Bordeaux Wine Blog went on vacation last month during which I went on a busman’s holiday to visit two other wine regions: the Jura in France and the Valais in Switzerland.
The Jura is one of the smallest French winegrowing areas, with just 2,000 hectares of vines, although there were ten times that before the phylloxera crisis… Roughly three quarters of the wines are white (including sparkling Crémant du Jura), the rest red and rosé.
There is no longer a château in Château Chalon. The one there in medieval times was entirely demolished. However the small medieval town (population: 150) located 15 km. north of Lons-le-Saunier is a major tourist attraction thanks to its dramatic cliff-top location, 10th century church, lovely stone houses, and beautiful vine-covered landscape. The tiny appellation encompasses just 50 hectares of vines in 4 communes varying between 250 and 400 meters in altitude. The terroir consists primarily of blue-gray marl and clay-limestone soil on steep slopes, sometimes as much as 45°. These are south and south-west facing not only for maximum sun exposure, but also to provide protection from cold winds. Drainage is excellent, a decided boon in the rainy climate.

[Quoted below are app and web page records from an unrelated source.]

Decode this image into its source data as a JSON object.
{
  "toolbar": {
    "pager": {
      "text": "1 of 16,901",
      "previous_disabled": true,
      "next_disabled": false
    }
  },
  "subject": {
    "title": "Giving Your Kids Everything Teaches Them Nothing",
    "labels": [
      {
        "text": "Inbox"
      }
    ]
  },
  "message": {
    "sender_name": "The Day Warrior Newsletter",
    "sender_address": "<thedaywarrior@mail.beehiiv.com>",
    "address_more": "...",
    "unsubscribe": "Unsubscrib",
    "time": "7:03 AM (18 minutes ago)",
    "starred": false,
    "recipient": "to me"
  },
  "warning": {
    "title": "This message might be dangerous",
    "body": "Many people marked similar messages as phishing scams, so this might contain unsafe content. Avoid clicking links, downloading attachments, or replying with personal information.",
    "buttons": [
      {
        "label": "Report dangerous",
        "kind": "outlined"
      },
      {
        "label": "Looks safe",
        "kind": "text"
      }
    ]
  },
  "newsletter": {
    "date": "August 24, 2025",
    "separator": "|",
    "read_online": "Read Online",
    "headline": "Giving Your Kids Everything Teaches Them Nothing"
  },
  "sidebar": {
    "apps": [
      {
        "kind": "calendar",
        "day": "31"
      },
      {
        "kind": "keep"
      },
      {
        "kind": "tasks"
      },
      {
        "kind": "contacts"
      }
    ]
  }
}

I spent just half a day in Château Chalon, but the weather was perfect and my family and I enjoyed the experience tremendously.
This video will give you a good idea of how beautiful the site is: https://www.youtube.com/watch?v=BB2ToTz7fZk&feature=youtu.be
And then, of course, there’s the wine… There are very few producers, and I visited just one, but among the most famous: Domaine Macle. We were welcomed by Christelle Macle who runs the domaine, established in 1850, with her brother Laurent. The wines will be certified organic for the upcoming vintage.
We tasted three wines with Christelle.
The 2016 Côtes de Jura was a medium-deep gold color with a characteristic Jura nose displaying controlled oxidation and a certain smokiness. The wine had a dry very earthy flavor and a mineral aftertaste.
This was followed by a 2011 Château Chalon showing a fine, brilliant color and a complex nose of walnuts, beeswax, and spice. The long aftertaste featured an attractive bitter note. The similarities with a first-rate fino Sherry were obvious, but that would be selling the wine short. It had unique aromatics and personality that well and truly set it apart from every other wine. I very much enjoyed it. Christelle recommends serving her Château Chalon at cool room temperature rather than chilled, and it benefits from aeration. She also insists on the wine’s extraordinary ageing potential, running into many decades. To give you an idea of pricing, this very rare wine, going on ten years old, cost 55 euros.
We ended the tasting with the domaine’s Macvin du Jura, a sweet fortified wine (17.5° alc./vol.) made with 2/3 unfermented Chardonnay grape must and 1/3 aged marc. Technically, Macvin is a mistelle or vin de liqueur, much like Pineau des Charentes in Cognac or ratafia in Champagne.
This unusual drink proved to be a very fruity, refreshing aperitif.
Any of these wines would somewhat destabilize wine buffs because they have a style all their own. A white Bordeaux with the nose of the Côtes du Jura would probably be deemed to have a winemaking flaw. Any yet, this is the way the wines have been made there for centuries, and they kind of grow on you… Which brings me to the subject of how to match them with food. I can’t pretend to have a great deal of experience, but I can tell you that veal sweetbreads in a cream and morel sauce with Château Chalon was an exquisite experience, as I think Côtes du Jura would be with shellfish.
Well, I had wanted to visit the esoteric Château Chalon appellation for many years and was not disappointed. I can now cross it off my bucket list of the world’s great wine regions to see and encourage you to do the same.